What is needed:
Print out each entry below exactly; do not carry over any image.

++++ Given data ++++

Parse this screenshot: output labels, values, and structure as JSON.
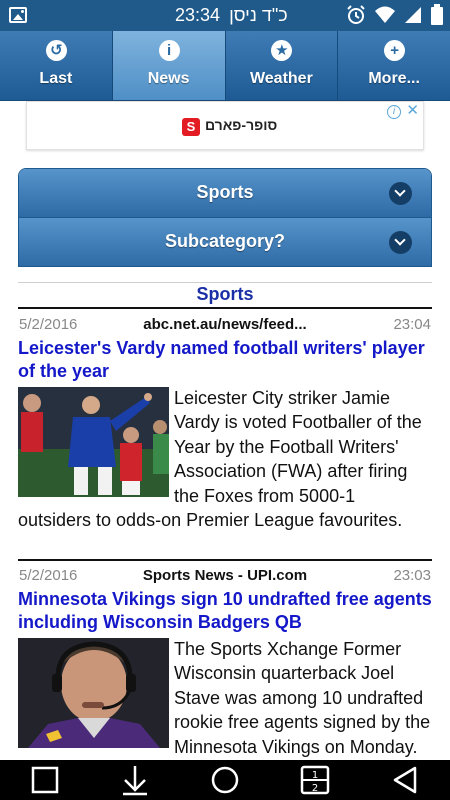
{
  "status_bar": {
    "time": "23:34",
    "date_hebrew": "כ\"ד ניסן"
  },
  "tabs": [
    {
      "label": "Last",
      "icon": "back-arrow-icon",
      "glyph": "↺"
    },
    {
      "label": "News",
      "icon": "info-icon",
      "glyph": "i"
    },
    {
      "label": "Weather",
      "icon": "star-icon",
      "glyph": "★"
    },
    {
      "label": "More...",
      "icon": "plus-icon",
      "glyph": "+"
    }
  ],
  "ad": {
    "text": "סופר-פארם",
    "logo_letter": "S"
  },
  "selectors": {
    "category": "Sports",
    "subcategory": "Subcategory?"
  },
  "section_title": "Sports",
  "articles": [
    {
      "date": "5/2/2016",
      "source": "abc.net.au/news/feed...",
      "time": "23:04",
      "headline": "Leicester's Vardy named football writers' player of the year",
      "body": "Leicester City striker Jamie Vardy is voted Footballer of the Year by the Football Writers' Association (FWA) after firing the Foxes from 5000-1 outsiders to odds-on Premier League favourites."
    },
    {
      "date": "5/2/2016",
      "source": "Sports News - UPI.com",
      "time": "23:03",
      "headline": "Minnesota Vikings sign 10 undrafted free agents including Wisconsin Badgers QB",
      "body": "The Sports Xchange Former Wisconsin quarterback Joel Stave was among 10 undrafted rookie free agents signed by the Minnesota Vikings on Monday."
    }
  ],
  "colors": {
    "status_bar": "#1f5a8a",
    "tab_active": "#6aa6d8",
    "headline": "#1418c8",
    "section_title": "#1a2fa6"
  }
}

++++

Exercise answer:
Parse this screenshot: output labels, values, and structure as JSON.
{
  "status_bar": {
    "time": "23:34",
    "date_hebrew": "כ\"ד ניסן"
  },
  "tabs": [
    {
      "label": "Last",
      "icon": "back-arrow-icon",
      "glyph": "↺"
    },
    {
      "label": "News",
      "icon": "info-icon",
      "glyph": "i"
    },
    {
      "label": "Weather",
      "icon": "star-icon",
      "glyph": "★"
    },
    {
      "label": "More...",
      "icon": "plus-icon",
      "glyph": "+"
    }
  ],
  "ad": {
    "text": "סופר-פארם",
    "logo_letter": "S"
  },
  "selectors": {
    "category": "Sports",
    "subcategory": "Subcategory?"
  },
  "section_title": "Sports",
  "articles": [
    {
      "date": "5/2/2016",
      "source": "abc.net.au/news/feed...",
      "time": "23:04",
      "headline": "Leicester's Vardy named football writers' player of the year",
      "body": "Leicester City striker Jamie Vardy is voted Footballer of the Year by the Football Writers' Association (FWA) after firing the Foxes from 5000-1 outsiders to odds-on Premier League favourites."
    },
    {
      "date": "5/2/2016",
      "source": "Sports News - UPI.com",
      "time": "23:03",
      "headline": "Minnesota Vikings sign 10 undrafted free agents including Wisconsin Badgers QB",
      "body": "The Sports Xchange Former Wisconsin quarterback Joel Stave was among 10 undrafted rookie free agents signed by the Minnesota Vikings on Monday."
    }
  ],
  "colors": {
    "status_bar": "#1f5a8a",
    "tab_active": "#6aa6d8",
    "headline": "#1418c8",
    "section_title": "#1a2fa6"
  }
}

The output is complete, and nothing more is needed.